EU makes Ukraine candidate for membership

EU makes Ukraine candidate for membership

The EU has decided to make Ukraine a candidate for membership of the bloc, setting in motion a potentially yearslong process that could tie the embattled country further away from Russia's influence and connect it more closely to the West.

Membership less than a week after Moscow invaded on February 24.

The decision by the leaders of the 27 nation bloc to grant Ukraine candidate status on Thursday was uncharacteristically rapid for the E.U. The war and Ukraine lent urgency to its cause because of it's request for fast-track consideration.

Moldavia, which borders Ukraine, was granted the status of a candidate.

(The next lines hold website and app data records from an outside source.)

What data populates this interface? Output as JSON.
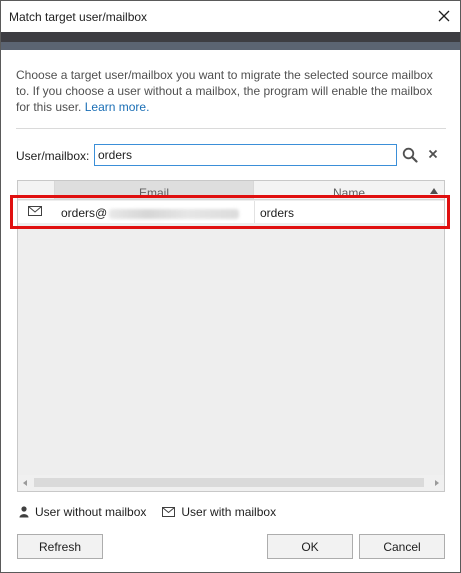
{
  "window": {
    "title": "Match target user/mailbox",
    "close_icon": "close-icon"
  },
  "description": {
    "text": "Choose a target user/mailbox you want to migrate the selected source mailbox to. If you choose a user without a mailbox, the program will enable the mailbox for this user.",
    "link": "Learn more."
  },
  "search": {
    "label": "User/mailbox:",
    "value": "orders",
    "search_icon": "search-icon",
    "clear_icon": "clear-icon"
  },
  "grid": {
    "columns": [
      "",
      "Email",
      "Name"
    ],
    "sort": "Name ascending",
    "rows": [
      {
        "icon": "mail-icon",
        "email_prefix": "orders@",
        "email_domain_blurred": true,
        "name": "orders"
      }
    ]
  },
  "legend": {
    "without_mailbox": "User without mailbox",
    "with_mailbox": "User with mailbox"
  },
  "buttons": {
    "refresh": "Refresh",
    "ok": "OK",
    "cancel": "Cancel"
  },
  "colors": {
    "header_band": "#3d3d42",
    "link": "#1a6eb5",
    "highlight": "#e01010",
    "input_focus": "#3b8fd8"
  }
}
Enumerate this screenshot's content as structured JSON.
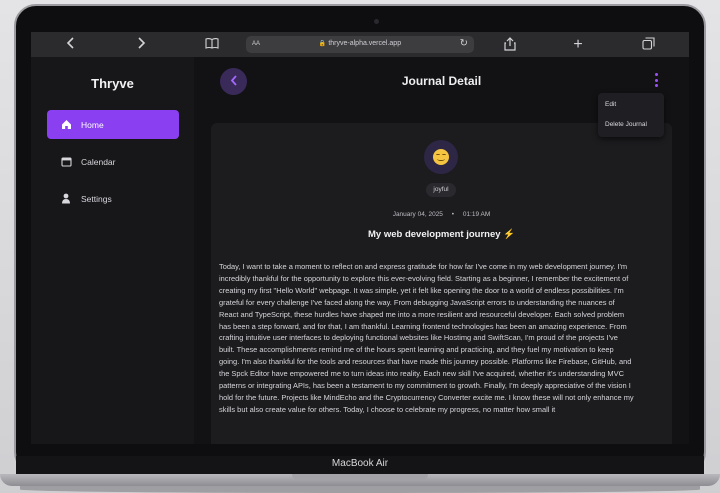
{
  "device": {
    "label": "MacBook Air"
  },
  "browser": {
    "url": "thryve-alpha.vercel.app",
    "aa_label": "AA"
  },
  "sidebar": {
    "brand": "Thryve",
    "items": [
      {
        "label": "Home",
        "icon": "home-icon",
        "active": true
      },
      {
        "label": "Calendar",
        "icon": "calendar-icon",
        "active": false
      },
      {
        "label": "Settings",
        "icon": "person-icon",
        "active": false
      }
    ]
  },
  "header": {
    "title": "Journal Detail"
  },
  "menu": {
    "edit": "Edit",
    "delete": "Delete Journal"
  },
  "entry": {
    "mood": "joyful",
    "date": "January 04, 2025",
    "time": "01:19 AM",
    "title": "My web development journey ⚡",
    "body": "Today, I want to take a moment to reflect on and express gratitude for how far I've come in my web development journey. I'm incredibly thankful for the opportunity to explore this ever-evolving field. Starting as a beginner, I remember the excitement of creating my first \"Hello World\" webpage. It was simple, yet it felt like opening the door to a world of endless possibilities. I'm grateful for every challenge I've faced along the way. From debugging JavaScript errors to understanding the nuances of React and TypeScript, these hurdles have shaped me into a more resilient and resourceful developer. Each solved problem has been a step forward, and for that, I am thankful. Learning frontend technologies has been an amazing experience. From crafting intuitive user interfaces to deploying functional websites like Hostimg and SwiftScan, I'm proud of the projects I've built. These accomplishments remind me of the hours spent learning and practicing, and they fuel my motivation to keep going. I'm also thankful for the tools and resources that have made this journey possible. Platforms like Firebase, GitHub, and the Spck Editor have empowered me to turn ideas into reality. Each new skill I've acquired, whether it's understanding MVC patterns or integrating APIs, has been a testament to my commitment to growth. Finally, I'm deeply appreciative of the vision I hold for the future. Projects like MindEcho and the Cryptocurrency Converter excite me. I know these will not only enhance my skills but also create value for others. Today, I choose to celebrate my progress, no matter how small it"
  },
  "colors": {
    "accent": "#8a3ff0",
    "background": "#121214",
    "card": "#1c1c1f"
  }
}
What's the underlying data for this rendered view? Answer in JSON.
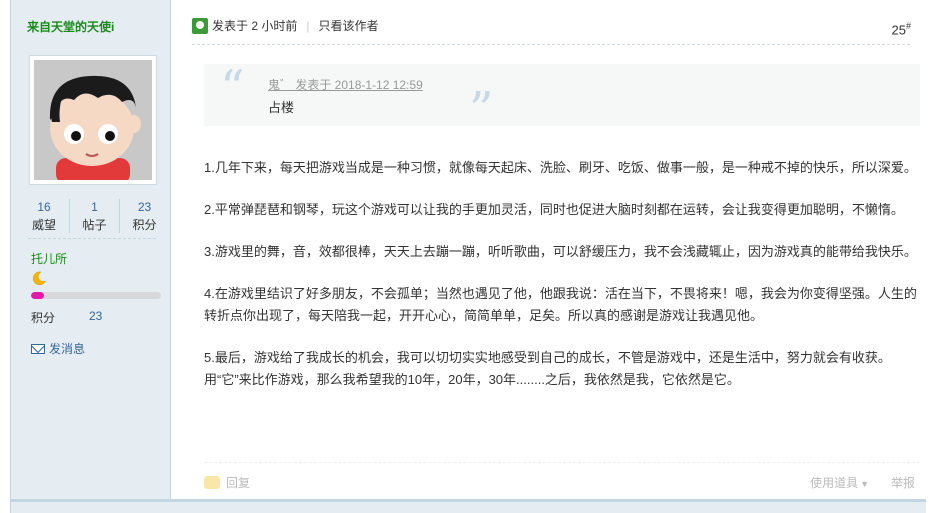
{
  "author": {
    "name": "来自天堂的天使i",
    "stats": [
      {
        "value": "16",
        "label": "威望"
      },
      {
        "value": "1",
        "label": "帖子"
      },
      {
        "value": "23",
        "label": "积分"
      }
    ],
    "group": "托儿所",
    "level_progress": 0.1,
    "credit_label": "积分",
    "credit_value": "23",
    "message_label": "发消息"
  },
  "post": {
    "posted_label": "发表于 2 小时前",
    "only_author_label": "只看该作者",
    "floor": "25",
    "floor_mark": "#",
    "quote": {
      "meta": "鬼゛ 发表于 2018-1-12 12:59",
      "text": "占楼"
    },
    "paragraphs": [
      "1.几年下来，每天把游戏当成是一种习惯，就像每天起床、洗脸、刷牙、吃饭、做事一般，是一种戒不掉的快乐，所以深爱。",
      "2.平常弹琵琶和钢琴，玩这个游戏可以让我的手更加灵活，同时也促进大脑时刻都在运转，会让我变得更加聪明，不懒惰。",
      "3.游戏里的舞，音，效都很棒，天天上去蹦一蹦，听听歌曲，可以舒缓压力，我不会浅藏辄止，因为游戏真的能带给我快乐。",
      "4.在游戏里结识了好多朋友，不会孤单；当然也遇见了他，他跟我说：活在当下，不畏将来！嗯，我会为你变得坚强。人生的转折点你出现了，每天陪我一起，开开心心，简简单单，足矣。所以真的感谢是游戏让我遇见他。",
      "5.最后，游戏给了我成长的机会，我可以切切实实地感受到自己的成长，不管是游戏中，还是生活中，努力就会有收获。用“它”来比作游戏，那么我希望我的10年，20年，30年........之后，我依然是我，它依然是它。"
    ],
    "reply_label": "回复",
    "tools_label": "使用道具",
    "report_label": "举报"
  },
  "colors": {
    "sidebar_bg": "#e5edf2",
    "border": "#c2d5e3",
    "author_green": "#1a8a1a",
    "link_blue": "#336699",
    "level_bar": "#e11ba6"
  }
}
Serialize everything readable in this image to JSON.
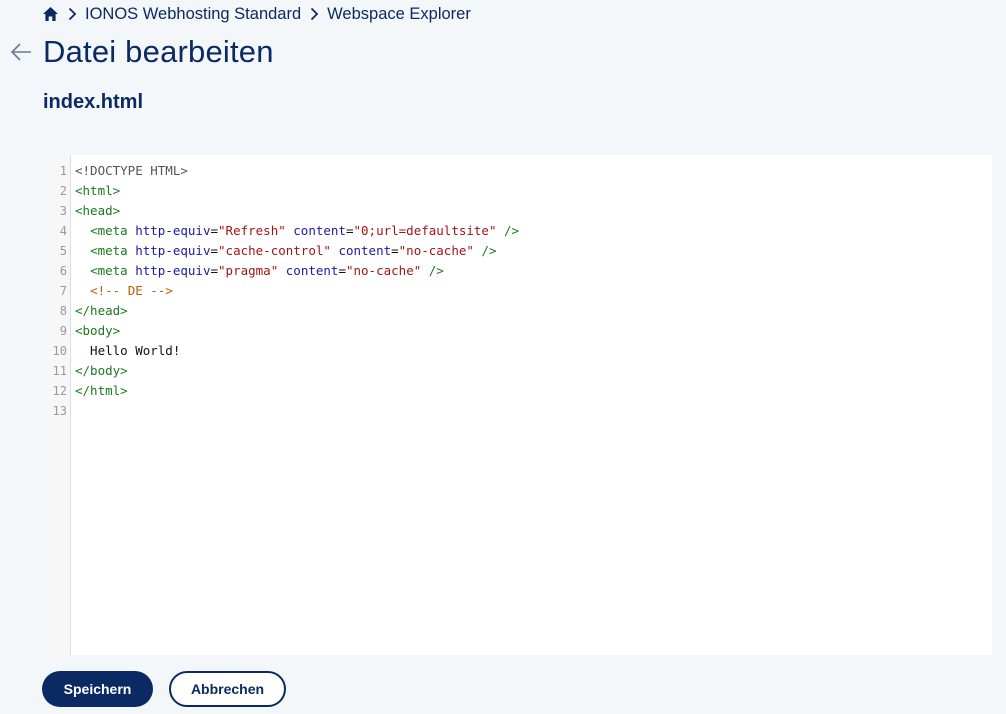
{
  "breadcrumb": {
    "items": [
      "IONOS Webhosting Standard",
      "Webspace Explorer"
    ]
  },
  "page": {
    "title": "Datei bearbeiten",
    "filename": "index.html"
  },
  "editor": {
    "line_numbers": [
      "1",
      "2",
      "3",
      "4",
      "5",
      "6",
      "7",
      "8",
      "9",
      "10",
      "11",
      "12",
      "13"
    ],
    "lines": [
      [
        {
          "t": "doctype",
          "v": "<!DOCTYPE HTML>"
        }
      ],
      [
        {
          "t": "tag",
          "v": "<html>"
        }
      ],
      [
        {
          "t": "tag",
          "v": "<head>"
        }
      ],
      [
        {
          "t": "text",
          "v": "  "
        },
        {
          "t": "tag",
          "v": "<meta "
        },
        {
          "t": "attr",
          "v": "http-equiv"
        },
        {
          "t": "text",
          "v": "="
        },
        {
          "t": "str",
          "v": "\"Refresh\""
        },
        {
          "t": "text",
          "v": " "
        },
        {
          "t": "attr",
          "v": "content"
        },
        {
          "t": "text",
          "v": "="
        },
        {
          "t": "str",
          "v": "\"0;url=defaultsite\""
        },
        {
          "t": "text",
          "v": " "
        },
        {
          "t": "tag",
          "v": "/>"
        }
      ],
      [
        {
          "t": "text",
          "v": "  "
        },
        {
          "t": "tag",
          "v": "<meta "
        },
        {
          "t": "attr",
          "v": "http-equiv"
        },
        {
          "t": "text",
          "v": "="
        },
        {
          "t": "str",
          "v": "\"cache-control\""
        },
        {
          "t": "text",
          "v": " "
        },
        {
          "t": "attr",
          "v": "content"
        },
        {
          "t": "text",
          "v": "="
        },
        {
          "t": "str",
          "v": "\"no-cache\""
        },
        {
          "t": "text",
          "v": " "
        },
        {
          "t": "tag",
          "v": "/>"
        }
      ],
      [
        {
          "t": "text",
          "v": "  "
        },
        {
          "t": "tag",
          "v": "<meta "
        },
        {
          "t": "attr",
          "v": "http-equiv"
        },
        {
          "t": "text",
          "v": "="
        },
        {
          "t": "str",
          "v": "\"pragma\""
        },
        {
          "t": "text",
          "v": " "
        },
        {
          "t": "attr",
          "v": "content"
        },
        {
          "t": "text",
          "v": "="
        },
        {
          "t": "str",
          "v": "\"no-cache\""
        },
        {
          "t": "text",
          "v": " "
        },
        {
          "t": "tag",
          "v": "/>"
        }
      ],
      [
        {
          "t": "text",
          "v": "  "
        },
        {
          "t": "comment",
          "v": "<!-- DE -->"
        }
      ],
      [
        {
          "t": "tag",
          "v": "</head>"
        }
      ],
      [
        {
          "t": "tag",
          "v": "<body>"
        }
      ],
      [
        {
          "t": "text",
          "v": "  Hello World!"
        }
      ],
      [
        {
          "t": "tag",
          "v": "</body>"
        }
      ],
      [
        {
          "t": "tag",
          "v": "</html>"
        }
      ],
      []
    ]
  },
  "actions": {
    "save_label": "Speichern",
    "cancel_label": "Abbrechen"
  },
  "colors": {
    "brand": "#0b2a63",
    "background": "#f4f7fa"
  },
  "icons": {
    "home": "home-icon",
    "separator": "chevron-right-icon",
    "back": "arrow-left-icon"
  }
}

It could take years or even decades to gain membership. Countries must meet a wide variety of economic and political conditions, including a commitment to the rule of law and other democratic principles.

Ukraine will have to curb government corruption and adopt other reforms.

It will strengthen Ukraine, strengthen Europe. European Parliament President Roberta Metsola said before the announcement that it was a decision for freedom and democracy and puts us on the right side of history.

He said after the resolution passed it called for governments to move without delay and live up to their historical responsibility. The nations of Ukraine support Ukraine in its fight against Russia's invasion with money and weapons and have adopted unprecedented economic sanctions against the Kremlin.

Candidate status does not give an automatic right to join the bloc and does not provide any immediate security guarantees.

Once a country gains membership, it is covered under an E.U. The treaty clause that says if a member falls victim to armed aggression, the other E.U. Countries are obligated to help it by all means in their power.

Membership is economic because it gives access to a market of 450 million consumers with free movement of labor, goods, services, and capital.

Ukraine has a long aspired to join NATO, but the military alliance is not about to offer an invitation because of corruption, shortcomings in the country's defense establishment, and its contested borders.

Before the war, Russian President Vladimir Putin demanded that Ukraine never be allowed to join NATO, which he condemned for its eastward spread to Russia's flank.

But earlier this month, he did not seem bothered by Ukraine's determination to get closer to the E.U. We have no objections because of the fact that it is not a military pact.